Goal of the exercise: Go over the data and copy out each line with "header" in it.

[Data records for software interfaces]
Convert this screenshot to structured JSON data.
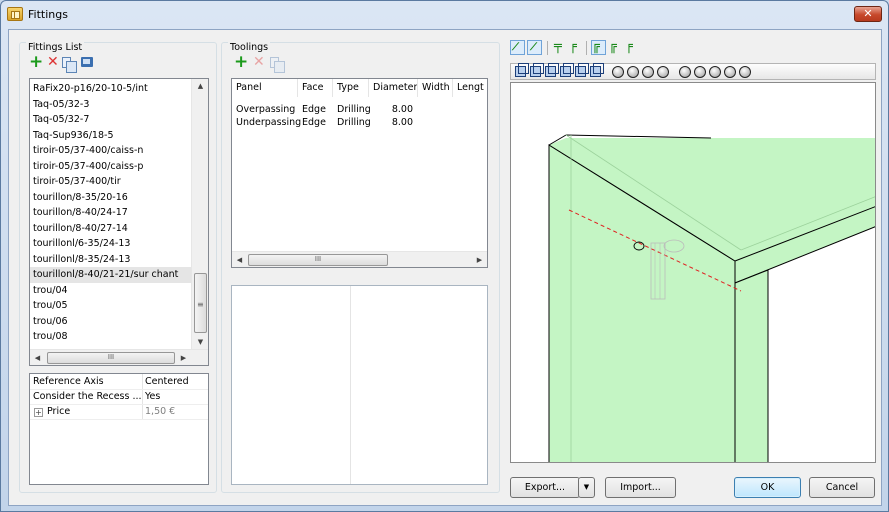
{
  "window": {
    "title": "Fittings",
    "close_glyph": "✕"
  },
  "fittings": {
    "group_label": "Fittings List",
    "toolbar": {
      "add": "add-icon",
      "delete": "delete-icon",
      "copy": "copy-icon",
      "export": "export-icon"
    },
    "items": [
      "RaFix20-p16/20-10-5/int",
      "Taq-05/32-3",
      "Taq-05/32-7",
      "Taq-Sup936/18-5",
      "tiroir-05/37-400/caiss-n",
      "tiroir-05/37-400/caiss-p",
      "tiroir-05/37-400/tir",
      "tourillon/8-35/20-16",
      "tourillon/8-40/24-17",
      "tourillon/8-40/27-14",
      "tourillonl/6-35/24-13",
      "tourillonl/8-35/24-13",
      "tourillonl/8-40/21-21/sur chant",
      "trou/04",
      "trou/05",
      "trou/06",
      "trou/08"
    ],
    "selected_index": 12,
    "hscroll_mid": "III"
  },
  "properties": {
    "rows": [
      {
        "name": "Reference Axis",
        "value": "Centered"
      },
      {
        "name": "Consider the Recess ...",
        "value": "Yes"
      },
      {
        "name": "Price",
        "value": "1,50 €",
        "expander": "+"
      }
    ]
  },
  "toolings": {
    "group_label": "Toolings",
    "columns": [
      "Panel",
      "Face",
      "Type",
      "Diameter",
      "Width",
      "Lengt"
    ],
    "rows": [
      [
        "Overpassing",
        "Edge",
        "Drilling",
        "8.00"
      ],
      [
        "Underpassing",
        "Edge",
        "Drilling",
        "8.00"
      ]
    ],
    "hscroll_mid": "III"
  },
  "viewer": {
    "fill_color": "#c4f5c4",
    "edge_color": "#000000",
    "axis_color": "#e02020"
  },
  "buttons": {
    "export": "Export...",
    "import": "Import...",
    "ok": "OK",
    "cancel": "Cancel"
  }
}
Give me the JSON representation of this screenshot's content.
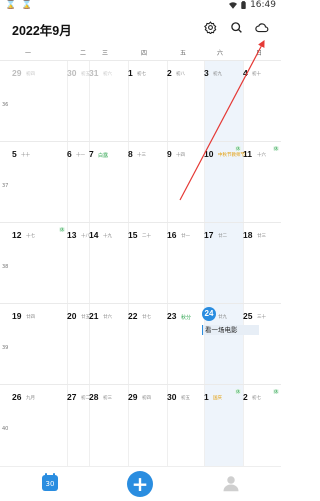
{
  "status_bar": {
    "left_icons": "⌛ ⌛",
    "time": "16:49"
  },
  "header": {
    "title": "2022年9月",
    "icons": [
      "settings-icon",
      "search-icon",
      "cloud-icon"
    ]
  },
  "weekdays": [
    "一",
    "二",
    "三",
    "四",
    "五",
    "六",
    "日"
  ],
  "weeks": [
    {
      "num": "36",
      "days": [
        {
          "day": "29",
          "lunar": "初四",
          "muted": true
        },
        {
          "day": "30",
          "lunar": "初五",
          "muted": true
        },
        {
          "day": "31",
          "lunar": "初六",
          "muted": true
        },
        {
          "day": "1",
          "lunar": "初七"
        },
        {
          "day": "2",
          "lunar": "初八"
        },
        {
          "day": "3",
          "lunar": "初九"
        },
        {
          "day": "4",
          "lunar": "初十"
        }
      ]
    },
    {
      "num": "37",
      "days": [
        {
          "day": "5",
          "lunar": "十十"
        },
        {
          "day": "6",
          "lunar": "十一"
        },
        {
          "day": "7",
          "lunar": "白露",
          "type": "festival"
        },
        {
          "day": "8",
          "lunar": "十三"
        },
        {
          "day": "9",
          "lunar": "十四"
        },
        {
          "day": "10",
          "lunar": "中秋节教师节",
          "type": "holiday",
          "badge": "休",
          "badge_type": "xiu"
        },
        {
          "day": "11",
          "lunar": "十六",
          "badge": "休",
          "badge_type": "xiu"
        }
      ]
    },
    {
      "num": "38",
      "days": [
        {
          "day": "12",
          "lunar": "十七",
          "badge": "休",
          "badge_type": "xiu"
        },
        {
          "day": "13",
          "lunar": "十八"
        },
        {
          "day": "14",
          "lunar": "十九"
        },
        {
          "day": "15",
          "lunar": "二十"
        },
        {
          "day": "16",
          "lunar": "廿一"
        },
        {
          "day": "17",
          "lunar": "廿二"
        },
        {
          "day": "18",
          "lunar": "廿三"
        }
      ]
    },
    {
      "num": "39",
      "days": [
        {
          "day": "19",
          "lunar": "廿四"
        },
        {
          "day": "20",
          "lunar": "廿五"
        },
        {
          "day": "21",
          "lunar": "廿六"
        },
        {
          "day": "22",
          "lunar": "廿七"
        },
        {
          "day": "23",
          "lunar": "秋分",
          "type": "festival"
        },
        {
          "day": "24",
          "lunar": "廿九",
          "today": true,
          "event": "看一场电影"
        },
        {
          "day": "25",
          "lunar": "三十"
        }
      ]
    },
    {
      "num": "40",
      "days": [
        {
          "day": "26",
          "lunar": "九月"
        },
        {
          "day": "27",
          "lunar": "初二"
        },
        {
          "day": "28",
          "lunar": "初三"
        },
        {
          "day": "29",
          "lunar": "初四"
        },
        {
          "day": "30",
          "lunar": "初五"
        },
        {
          "day": "1",
          "lunar": "国庆",
          "type": "holiday",
          "badge": "休",
          "badge_type": "xiu",
          "muted_day": true
        },
        {
          "day": "2",
          "lunar": "初七",
          "badge": "休",
          "badge_type": "xiu",
          "muted_day": true
        }
      ]
    }
  ],
  "bottom_bar": {
    "calendar_tab_label": "30",
    "add_label": "+"
  },
  "colors": {
    "accent": "#2a8de0",
    "festival": "#2ea44f",
    "holiday": "#e39b00",
    "annotation": "#e53935"
  }
}
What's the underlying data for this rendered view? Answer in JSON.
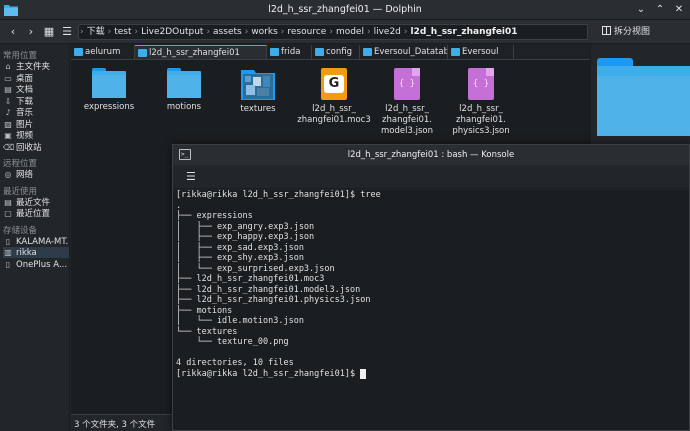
{
  "dolphin": {
    "window_title": "l2d_h_ssr_zhangfei01 — Dolphin",
    "breadcrumb": [
      "下载",
      "test",
      "Live2DOutput",
      "assets",
      "works",
      "resource",
      "model",
      "live2d",
      "l2d_h_ssr_zhangfei01"
    ],
    "split_view_label": "拆分视图",
    "sidebar": {
      "sections": [
        {
          "header": "常用位置",
          "items": [
            {
              "label": "主文件夹",
              "icon": "home-icon"
            },
            {
              "label": "桌面",
              "icon": "desktop-icon"
            },
            {
              "label": "文档",
              "icon": "documents-icon"
            },
            {
              "label": "下载",
              "icon": "downloads-icon"
            },
            {
              "label": "音乐",
              "icon": "music-icon"
            },
            {
              "label": "图片",
              "icon": "pictures-icon"
            },
            {
              "label": "视频",
              "icon": "videos-icon"
            },
            {
              "label": "回收站",
              "icon": "trash-icon"
            }
          ]
        },
        {
          "header": "远程位置",
          "items": [
            {
              "label": "网络",
              "icon": "network-icon"
            }
          ]
        },
        {
          "header": "最近使用",
          "items": [
            {
              "label": "最近文件",
              "icon": "recent-files-icon"
            },
            {
              "label": "最近位置",
              "icon": "recent-locations-icon"
            }
          ]
        },
        {
          "header": "存储设备",
          "items": [
            {
              "label": "KALAMA-MT...",
              "icon": "phone-icon"
            },
            {
              "label": "rikka",
              "icon": "drive-icon"
            },
            {
              "label": "OnePlus A...",
              "icon": "phone-icon"
            }
          ]
        }
      ]
    },
    "tabs": [
      "aelurum",
      "l2d_h_ssr_zhangfei01",
      "frida",
      "config",
      "Eversoul_Datatable",
      "Eversoul"
    ],
    "files": [
      {
        "name": "expressions",
        "type": "folder"
      },
      {
        "name": "motions",
        "type": "folder"
      },
      {
        "name": "textures",
        "type": "texture-folder"
      },
      {
        "name": "l2d_h_ssr_\nzhangfei01.moc3",
        "type": "moc3"
      },
      {
        "name": "l2d_h_ssr_\nzhangfei01.\nmodel3.json",
        "type": "json"
      },
      {
        "name": "l2d_h_ssr_\nzhangfei01.\nphysics3.json",
        "type": "json"
      }
    ],
    "status": "3 个文件夹, 3 个文件"
  },
  "konsole": {
    "window_title": "l2d_h_ssr_zhangfei01 : bash — Konsole",
    "terminal_lines": [
      "[rikka@rikka l2d_h_ssr_zhangfei01]$ tree",
      ".",
      "├── expressions",
      "│   ├── exp_angry.exp3.json",
      "│   ├── exp_happy.exp3.json",
      "│   ├── exp_sad.exp3.json",
      "│   ├── exp_shy.exp3.json",
      "│   └── exp_surprised.exp3.json",
      "├── l2d_h_ssr_zhangfei01.moc3",
      "├── l2d_h_ssr_zhangfei01.model3.json",
      "├── l2d_h_ssr_zhangfei01.physics3.json",
      "├── motions",
      "│   └── idle.motion3.json",
      "└── textures",
      "    └── texture_00.png",
      "",
      "4 directories, 10 files"
    ],
    "prompt": "[rikka@rikka l2d_h_ssr_zhangfei01]$ "
  }
}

Result of the exercise:
  "header": {
          "header": "常用位置",
          "header": "远程位置",
          "header": "最近使用",
          "header": "存储设备",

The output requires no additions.